The point at which lift is no longer generated by an aerofoil due to an extreme angle of attack coupled with low speed which in turn causes the airflow over the top of the aerofoil surface to degenerate into turbulence with consequent loss of lift.
1) To stop moving. 2) Air is said to stall when it becomes detached from the surface it is flowing along. Usually air travels smoothly along both sides of a sail, but if the sail is not properly trimmed, the air can leave one of the sides of the sail and begin to stall. Stalled sails are not operating efficiently.
A seat in the choir of a church, for one of the officiating clergy. It is inclosed, either wholly or partially, at the back and sides. The stalls are frequently very rich, with canopies and elaborate carving.
A Stall is a Flair move that involves stopping an object in movement and balancing it on a part of your body. This Flair move is rumored to have been created by old school British Flair Bartending Legend Leigh Miller. The first Stall was a bottle Stalled on the back of your hand. Today there are many different kinds of Stalls. Two of the most memorable Stalls in Flair History were Bill Longs two bottles over the shoulder (one over each) with double rotations and landing, or Stalling, both bottles one on the back of each hand at QUEST in 1997. More recently Rodrigo Delpech Stalled a bottle by dead tossing it behind his back and up onto his forehead at the World Bartender Championships in 2002.
A roller coaster is said to have stalled or valleyed if it is unable to complete the course because of energy loss. This can be caused by friction between the track and wheels, or in the wheel bearings. When a coaster stalls, it stops and reverses direction while approaching a high point in the track, then moves back and forth in an oscillating motion until it comes to rest at a low point of the track.
A stall is the slowing or stopping of a process. It is commonly applied to the phenomenon whereby an engine abruptly ceases operating and stops turning (perhaps due to fuel starvation or a mechanical failure), or in response to a sudden increase in engine load. This increase in engine load is common in a manual car when the clutch is released too suddenly.
In aircraft, when the airspeed gets so slow that it can no longer maintain flight attitude and begins to fall. In a square parachute, when the canopy is slowed down so much that it can no longer maintain flight, and it begins to rock forward and back radically.

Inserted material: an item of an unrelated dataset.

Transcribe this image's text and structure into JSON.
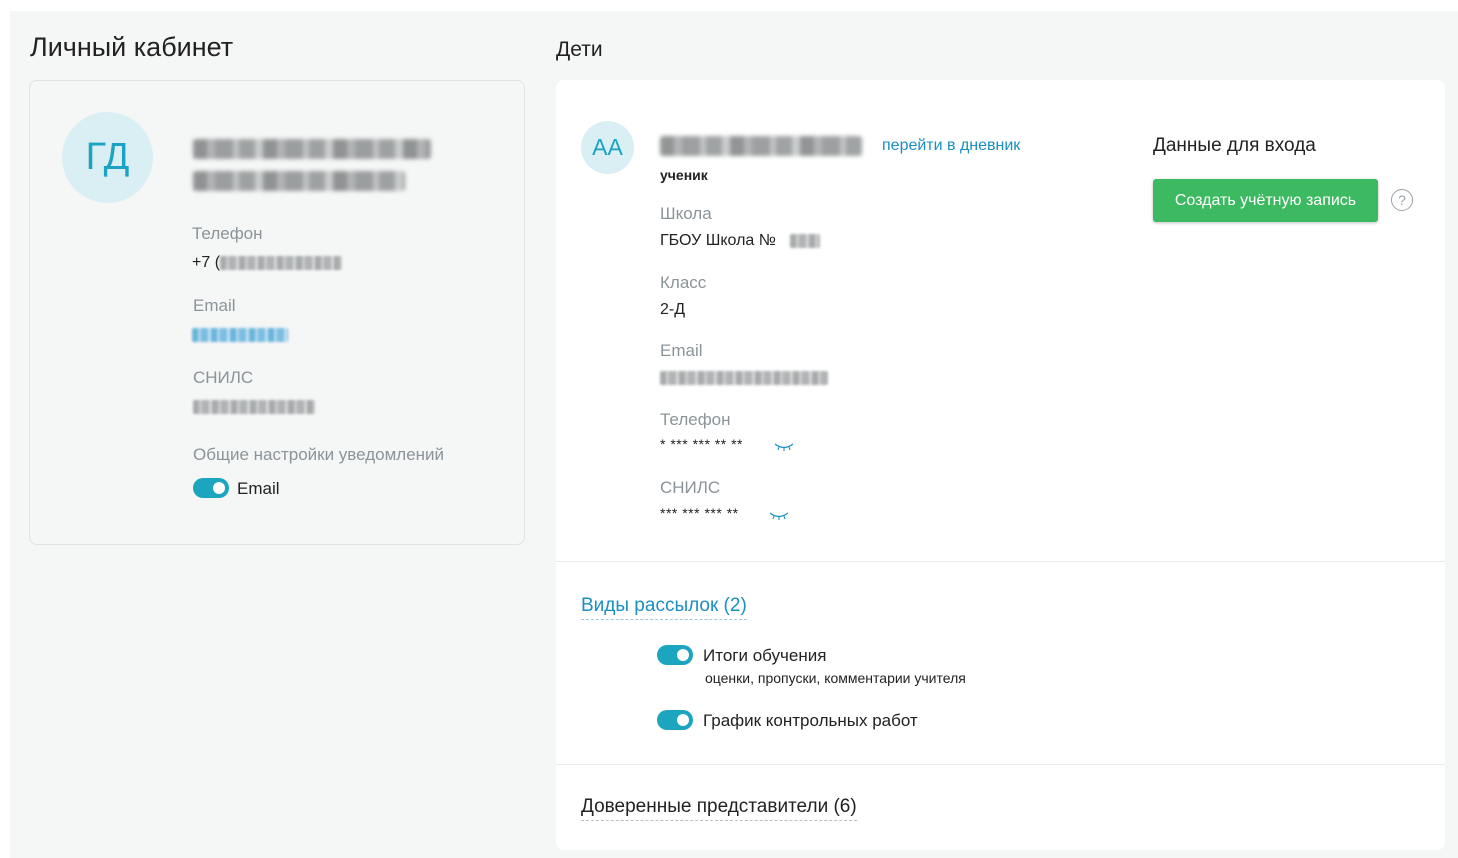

A situation during DMUR operations when the applied WOB results in the Torque required to turn the bit is greater than the Torque supplied from the motor. A sharp CT circulating pressure rise will be seen upon this occurring.